Prompt → Only the lines with "Leaving" in the entries below belong in the answer; please copy them.

Data for this task →
= = = =

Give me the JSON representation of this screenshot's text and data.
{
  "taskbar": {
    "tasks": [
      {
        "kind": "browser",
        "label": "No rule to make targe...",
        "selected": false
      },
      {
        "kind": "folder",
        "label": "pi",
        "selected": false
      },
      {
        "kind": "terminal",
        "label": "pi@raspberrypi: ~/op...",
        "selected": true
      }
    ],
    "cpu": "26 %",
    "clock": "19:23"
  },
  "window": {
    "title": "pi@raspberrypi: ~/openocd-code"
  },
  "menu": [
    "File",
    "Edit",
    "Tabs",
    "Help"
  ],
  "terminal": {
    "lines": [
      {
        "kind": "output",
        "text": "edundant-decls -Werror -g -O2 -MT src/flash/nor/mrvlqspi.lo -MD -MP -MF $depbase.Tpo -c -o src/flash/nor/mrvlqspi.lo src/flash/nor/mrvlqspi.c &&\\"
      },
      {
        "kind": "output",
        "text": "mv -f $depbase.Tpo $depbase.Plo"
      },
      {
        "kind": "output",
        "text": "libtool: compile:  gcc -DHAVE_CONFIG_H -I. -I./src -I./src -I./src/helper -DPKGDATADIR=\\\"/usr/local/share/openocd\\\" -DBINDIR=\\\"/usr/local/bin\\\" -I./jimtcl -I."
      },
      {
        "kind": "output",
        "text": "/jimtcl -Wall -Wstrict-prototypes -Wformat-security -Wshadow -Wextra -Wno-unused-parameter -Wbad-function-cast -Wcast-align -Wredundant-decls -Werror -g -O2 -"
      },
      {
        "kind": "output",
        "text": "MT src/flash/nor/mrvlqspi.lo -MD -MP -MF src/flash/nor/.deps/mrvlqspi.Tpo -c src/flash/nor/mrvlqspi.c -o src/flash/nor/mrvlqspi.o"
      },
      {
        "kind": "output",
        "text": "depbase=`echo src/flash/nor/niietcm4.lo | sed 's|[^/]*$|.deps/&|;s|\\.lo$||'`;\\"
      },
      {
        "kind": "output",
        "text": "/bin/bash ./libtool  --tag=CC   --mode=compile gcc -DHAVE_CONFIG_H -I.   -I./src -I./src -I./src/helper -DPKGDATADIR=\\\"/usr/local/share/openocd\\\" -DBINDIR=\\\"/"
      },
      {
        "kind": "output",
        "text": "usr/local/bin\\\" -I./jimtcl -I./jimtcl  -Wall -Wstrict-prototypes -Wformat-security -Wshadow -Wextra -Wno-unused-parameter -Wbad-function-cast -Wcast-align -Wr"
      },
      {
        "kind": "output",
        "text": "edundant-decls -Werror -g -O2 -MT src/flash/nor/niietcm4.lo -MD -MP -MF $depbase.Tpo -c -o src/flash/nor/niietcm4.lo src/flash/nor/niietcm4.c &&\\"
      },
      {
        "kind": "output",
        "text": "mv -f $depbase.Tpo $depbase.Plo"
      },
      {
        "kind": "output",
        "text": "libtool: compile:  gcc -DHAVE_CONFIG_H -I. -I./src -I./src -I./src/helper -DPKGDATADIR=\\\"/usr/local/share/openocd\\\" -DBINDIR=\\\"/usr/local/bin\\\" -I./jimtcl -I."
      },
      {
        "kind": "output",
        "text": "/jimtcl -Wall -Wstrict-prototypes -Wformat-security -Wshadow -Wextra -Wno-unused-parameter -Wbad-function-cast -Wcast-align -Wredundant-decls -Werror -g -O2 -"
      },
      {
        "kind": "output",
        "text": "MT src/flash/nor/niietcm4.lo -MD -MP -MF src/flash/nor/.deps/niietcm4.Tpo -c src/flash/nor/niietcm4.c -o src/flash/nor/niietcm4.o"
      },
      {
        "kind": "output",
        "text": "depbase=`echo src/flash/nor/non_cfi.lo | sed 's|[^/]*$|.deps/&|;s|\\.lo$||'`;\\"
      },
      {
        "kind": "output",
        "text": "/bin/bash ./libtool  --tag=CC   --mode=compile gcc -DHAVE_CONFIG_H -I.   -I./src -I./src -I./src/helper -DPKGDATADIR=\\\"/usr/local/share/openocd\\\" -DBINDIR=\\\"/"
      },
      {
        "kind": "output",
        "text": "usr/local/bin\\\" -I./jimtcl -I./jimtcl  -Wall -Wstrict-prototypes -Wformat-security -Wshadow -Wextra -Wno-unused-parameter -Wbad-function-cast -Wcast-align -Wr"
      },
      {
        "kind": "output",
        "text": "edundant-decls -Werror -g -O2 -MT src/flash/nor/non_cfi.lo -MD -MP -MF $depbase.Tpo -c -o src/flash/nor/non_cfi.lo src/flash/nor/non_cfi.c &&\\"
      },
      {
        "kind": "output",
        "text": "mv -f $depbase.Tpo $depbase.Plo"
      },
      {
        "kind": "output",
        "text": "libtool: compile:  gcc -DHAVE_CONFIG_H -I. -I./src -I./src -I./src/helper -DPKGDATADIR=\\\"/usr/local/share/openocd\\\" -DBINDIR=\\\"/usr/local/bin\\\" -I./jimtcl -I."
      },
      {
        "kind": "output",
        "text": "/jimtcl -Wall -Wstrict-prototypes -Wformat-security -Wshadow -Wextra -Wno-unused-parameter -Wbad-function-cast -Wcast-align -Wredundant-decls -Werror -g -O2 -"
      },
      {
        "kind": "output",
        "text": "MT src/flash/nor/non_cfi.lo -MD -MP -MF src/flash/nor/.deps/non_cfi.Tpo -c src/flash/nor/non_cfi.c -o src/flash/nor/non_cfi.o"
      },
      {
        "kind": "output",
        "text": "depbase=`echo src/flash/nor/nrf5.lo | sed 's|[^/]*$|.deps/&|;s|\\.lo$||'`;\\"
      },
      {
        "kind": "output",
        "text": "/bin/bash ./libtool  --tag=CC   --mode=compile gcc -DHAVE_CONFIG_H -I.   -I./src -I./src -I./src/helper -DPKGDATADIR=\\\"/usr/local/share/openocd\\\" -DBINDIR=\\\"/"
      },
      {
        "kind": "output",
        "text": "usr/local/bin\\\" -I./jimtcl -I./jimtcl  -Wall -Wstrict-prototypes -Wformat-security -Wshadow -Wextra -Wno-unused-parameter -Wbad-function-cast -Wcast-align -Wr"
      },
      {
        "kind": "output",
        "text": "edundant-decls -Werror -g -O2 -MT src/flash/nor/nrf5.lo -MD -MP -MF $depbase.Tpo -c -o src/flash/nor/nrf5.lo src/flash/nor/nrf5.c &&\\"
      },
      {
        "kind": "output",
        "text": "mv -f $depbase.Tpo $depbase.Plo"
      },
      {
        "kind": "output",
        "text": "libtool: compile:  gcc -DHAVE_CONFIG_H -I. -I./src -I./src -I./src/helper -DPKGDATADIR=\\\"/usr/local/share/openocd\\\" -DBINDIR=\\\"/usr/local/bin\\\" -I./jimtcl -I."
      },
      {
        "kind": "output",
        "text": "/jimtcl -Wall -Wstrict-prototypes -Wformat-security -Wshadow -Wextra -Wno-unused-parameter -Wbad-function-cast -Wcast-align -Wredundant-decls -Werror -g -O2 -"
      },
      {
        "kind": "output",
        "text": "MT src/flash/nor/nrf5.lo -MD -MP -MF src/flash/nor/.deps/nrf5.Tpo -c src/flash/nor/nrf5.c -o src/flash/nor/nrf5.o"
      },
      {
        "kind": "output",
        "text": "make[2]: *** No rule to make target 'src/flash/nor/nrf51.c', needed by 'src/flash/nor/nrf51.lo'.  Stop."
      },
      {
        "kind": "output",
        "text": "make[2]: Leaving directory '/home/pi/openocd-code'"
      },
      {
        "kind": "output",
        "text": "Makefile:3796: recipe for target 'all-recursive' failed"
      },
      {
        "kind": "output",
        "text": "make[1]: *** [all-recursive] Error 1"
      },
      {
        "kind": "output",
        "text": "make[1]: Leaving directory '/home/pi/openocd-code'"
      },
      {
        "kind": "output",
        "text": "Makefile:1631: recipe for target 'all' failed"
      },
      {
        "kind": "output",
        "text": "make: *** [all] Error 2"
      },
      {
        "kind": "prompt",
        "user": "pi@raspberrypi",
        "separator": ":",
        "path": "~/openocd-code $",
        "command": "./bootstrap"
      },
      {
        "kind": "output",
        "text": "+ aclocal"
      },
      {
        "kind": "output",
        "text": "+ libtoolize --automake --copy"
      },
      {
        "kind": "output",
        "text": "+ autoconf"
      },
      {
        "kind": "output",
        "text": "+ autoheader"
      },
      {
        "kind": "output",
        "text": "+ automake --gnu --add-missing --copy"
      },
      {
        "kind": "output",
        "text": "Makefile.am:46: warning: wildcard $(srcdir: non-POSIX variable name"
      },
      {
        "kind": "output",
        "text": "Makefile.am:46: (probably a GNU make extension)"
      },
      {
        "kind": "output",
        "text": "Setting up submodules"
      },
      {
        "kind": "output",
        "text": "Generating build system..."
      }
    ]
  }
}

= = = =

Exercise result →
        "text": "make[2]: Leaving directory '/home/pi/openocd-code'"
        "text": "make[1]: Leaving directory '/home/pi/openocd-code'"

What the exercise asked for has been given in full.